Dataset rows describing interfaces:
'''
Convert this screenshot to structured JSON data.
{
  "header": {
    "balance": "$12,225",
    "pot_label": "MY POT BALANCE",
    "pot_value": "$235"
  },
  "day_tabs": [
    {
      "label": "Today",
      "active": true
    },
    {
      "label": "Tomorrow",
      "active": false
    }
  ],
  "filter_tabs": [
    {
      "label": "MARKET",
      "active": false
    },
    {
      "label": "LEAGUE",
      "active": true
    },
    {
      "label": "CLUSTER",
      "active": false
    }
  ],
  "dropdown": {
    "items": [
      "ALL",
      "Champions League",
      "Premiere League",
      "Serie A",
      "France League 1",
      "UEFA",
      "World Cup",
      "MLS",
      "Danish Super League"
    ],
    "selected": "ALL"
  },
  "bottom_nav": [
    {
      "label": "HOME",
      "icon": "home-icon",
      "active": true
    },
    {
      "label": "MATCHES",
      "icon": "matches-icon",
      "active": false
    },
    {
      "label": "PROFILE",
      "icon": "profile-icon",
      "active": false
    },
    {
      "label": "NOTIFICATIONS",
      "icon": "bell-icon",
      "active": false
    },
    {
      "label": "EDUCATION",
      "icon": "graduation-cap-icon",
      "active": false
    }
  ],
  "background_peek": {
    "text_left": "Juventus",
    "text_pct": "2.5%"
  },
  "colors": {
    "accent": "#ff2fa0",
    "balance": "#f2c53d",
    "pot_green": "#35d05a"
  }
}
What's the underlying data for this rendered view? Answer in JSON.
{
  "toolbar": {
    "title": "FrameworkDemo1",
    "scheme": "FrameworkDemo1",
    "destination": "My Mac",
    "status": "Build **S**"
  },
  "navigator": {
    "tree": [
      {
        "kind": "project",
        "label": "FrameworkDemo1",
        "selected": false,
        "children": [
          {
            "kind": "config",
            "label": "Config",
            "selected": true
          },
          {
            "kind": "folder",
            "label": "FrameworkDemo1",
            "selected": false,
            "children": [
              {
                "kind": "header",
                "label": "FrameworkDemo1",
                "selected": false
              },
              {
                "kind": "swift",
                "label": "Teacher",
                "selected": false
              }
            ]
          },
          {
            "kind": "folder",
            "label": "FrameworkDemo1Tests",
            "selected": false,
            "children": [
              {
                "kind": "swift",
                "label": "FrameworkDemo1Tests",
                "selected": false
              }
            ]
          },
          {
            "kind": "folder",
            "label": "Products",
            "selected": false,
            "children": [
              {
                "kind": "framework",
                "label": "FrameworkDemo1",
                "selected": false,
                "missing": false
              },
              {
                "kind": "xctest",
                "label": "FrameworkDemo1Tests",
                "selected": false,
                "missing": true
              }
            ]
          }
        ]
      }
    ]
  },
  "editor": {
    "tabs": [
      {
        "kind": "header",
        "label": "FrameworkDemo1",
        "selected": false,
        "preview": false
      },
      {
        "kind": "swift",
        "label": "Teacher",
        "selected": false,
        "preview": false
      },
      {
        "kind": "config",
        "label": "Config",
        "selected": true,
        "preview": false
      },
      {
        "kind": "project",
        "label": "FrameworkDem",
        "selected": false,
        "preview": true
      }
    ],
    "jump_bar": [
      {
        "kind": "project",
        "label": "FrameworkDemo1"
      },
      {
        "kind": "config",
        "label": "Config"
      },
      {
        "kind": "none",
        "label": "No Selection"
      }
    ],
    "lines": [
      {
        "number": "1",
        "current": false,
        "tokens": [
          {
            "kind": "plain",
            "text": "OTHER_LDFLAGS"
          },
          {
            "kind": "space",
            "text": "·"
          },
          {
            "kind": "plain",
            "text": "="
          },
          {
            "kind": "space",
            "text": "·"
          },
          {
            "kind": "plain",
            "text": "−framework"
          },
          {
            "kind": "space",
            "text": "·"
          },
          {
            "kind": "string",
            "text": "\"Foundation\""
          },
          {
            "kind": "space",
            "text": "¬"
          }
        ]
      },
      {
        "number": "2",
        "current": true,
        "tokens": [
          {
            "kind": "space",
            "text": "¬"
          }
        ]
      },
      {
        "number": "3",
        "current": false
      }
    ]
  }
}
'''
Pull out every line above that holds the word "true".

• [Final answer]:
      "active": true
      "active": true
      "active": true
            "selected": true
                "missing": true
        "selected": true,
        "preview": true
        "current": true,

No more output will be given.